An upsetting part of our job is acting for clients who have passed away and we understand that this is a very difficult time for the family. We may act for deceased clients either because:
- A family has contacted us with concerns about their loved one’s treatment; or
- The client passed away during the course of investigating a claim on their behalf.
Some people wrongly believe that once a person has died, we can no longer claim for poor treatment the deceased received but this is incorrect. A claim can be made on behalf of the Estate of the person that has passed away and this can be in relation to anything the deceased would have been able to claim for themselves (before their death) or the events surrounding their death.
Who Can Bring the Claim?
If the deceased had a Will, the claim can be brought on behalf of the deceased’s Estate by the named Executor(s) in the Will.
If the deceased did not have a Will, then the rules on intestacy apply. This sounds complicated but it just means that there is an order of people who can bring the claim and who may be entitled to the Estate. These usually include spouse, children (including adopted children) and parents. However, it can extend to siblings or extended family such as cousins.
For example; Mrs W passed away. She was married to Mr W who is still alive. Mr W would be able to bring the claim on behalf of the Estate of Mrs W.
Mr S passed away. His wife Mrs S, had already died 5 years before. Mr and Mrs S had 3 children. The children would be able to bring the claim on behalf of the estate of Mr S.
If you’re unsure who the right person is to bring the claim, we can help you work it out.
How Long Do We Have?
You usually have 3 years from the date of the death to issue the claim at Court. However, we recommend contacting a Solicitor sooner rather than later to discuss a potential claim.
Is it More Complicated Than Bringing a Claim for a Person Who is Alive?
Not really. We will need a copy of the death certificate, but if you do not have this then we can help you get a copy. The claim will be run like any other medical negligence claim.

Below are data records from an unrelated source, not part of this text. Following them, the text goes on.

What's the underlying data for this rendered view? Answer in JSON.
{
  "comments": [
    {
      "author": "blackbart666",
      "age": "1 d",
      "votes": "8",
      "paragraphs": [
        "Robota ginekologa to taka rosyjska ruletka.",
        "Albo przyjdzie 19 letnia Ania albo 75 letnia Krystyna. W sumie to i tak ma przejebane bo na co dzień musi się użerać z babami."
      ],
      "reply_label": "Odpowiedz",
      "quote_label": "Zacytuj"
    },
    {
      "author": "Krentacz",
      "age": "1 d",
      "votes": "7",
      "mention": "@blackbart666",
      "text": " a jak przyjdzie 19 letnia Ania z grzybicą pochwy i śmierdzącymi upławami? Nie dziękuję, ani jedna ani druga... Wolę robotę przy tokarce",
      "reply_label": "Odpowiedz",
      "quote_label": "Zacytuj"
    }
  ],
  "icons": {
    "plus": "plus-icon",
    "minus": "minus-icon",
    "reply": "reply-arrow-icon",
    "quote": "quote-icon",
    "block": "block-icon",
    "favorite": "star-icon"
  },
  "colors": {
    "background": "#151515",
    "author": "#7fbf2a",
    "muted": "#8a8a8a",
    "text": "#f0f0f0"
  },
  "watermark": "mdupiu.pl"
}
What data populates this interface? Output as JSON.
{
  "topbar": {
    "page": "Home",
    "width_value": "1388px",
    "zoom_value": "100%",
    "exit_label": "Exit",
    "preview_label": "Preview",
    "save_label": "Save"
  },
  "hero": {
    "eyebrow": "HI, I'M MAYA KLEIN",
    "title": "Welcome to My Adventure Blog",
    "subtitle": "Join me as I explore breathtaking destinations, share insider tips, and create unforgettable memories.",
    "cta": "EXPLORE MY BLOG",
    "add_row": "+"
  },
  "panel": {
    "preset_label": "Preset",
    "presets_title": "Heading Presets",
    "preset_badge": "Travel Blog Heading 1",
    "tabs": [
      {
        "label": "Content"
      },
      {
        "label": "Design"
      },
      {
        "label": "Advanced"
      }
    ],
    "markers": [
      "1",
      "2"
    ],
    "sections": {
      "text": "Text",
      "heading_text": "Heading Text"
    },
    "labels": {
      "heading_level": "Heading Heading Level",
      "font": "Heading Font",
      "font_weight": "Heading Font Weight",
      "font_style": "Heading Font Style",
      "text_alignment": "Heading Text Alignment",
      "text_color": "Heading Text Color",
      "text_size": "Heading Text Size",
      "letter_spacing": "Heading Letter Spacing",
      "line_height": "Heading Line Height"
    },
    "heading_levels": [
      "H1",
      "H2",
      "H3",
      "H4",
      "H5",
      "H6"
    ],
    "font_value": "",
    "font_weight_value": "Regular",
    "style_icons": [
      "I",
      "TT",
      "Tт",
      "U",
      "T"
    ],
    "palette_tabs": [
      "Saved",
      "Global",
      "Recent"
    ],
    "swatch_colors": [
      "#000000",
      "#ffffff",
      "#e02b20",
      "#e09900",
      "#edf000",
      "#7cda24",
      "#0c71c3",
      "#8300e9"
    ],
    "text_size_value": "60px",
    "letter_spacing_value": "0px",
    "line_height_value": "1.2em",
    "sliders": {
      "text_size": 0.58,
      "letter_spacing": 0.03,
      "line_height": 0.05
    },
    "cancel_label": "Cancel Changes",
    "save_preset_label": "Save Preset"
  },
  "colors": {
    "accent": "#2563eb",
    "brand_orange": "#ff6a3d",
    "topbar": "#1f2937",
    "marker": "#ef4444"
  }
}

As the claim progresses, you will need to obtain a formal Grant of Probate / Letters of Administration (if you do not have one already) but this is something that our Wills and Probate department can assist with.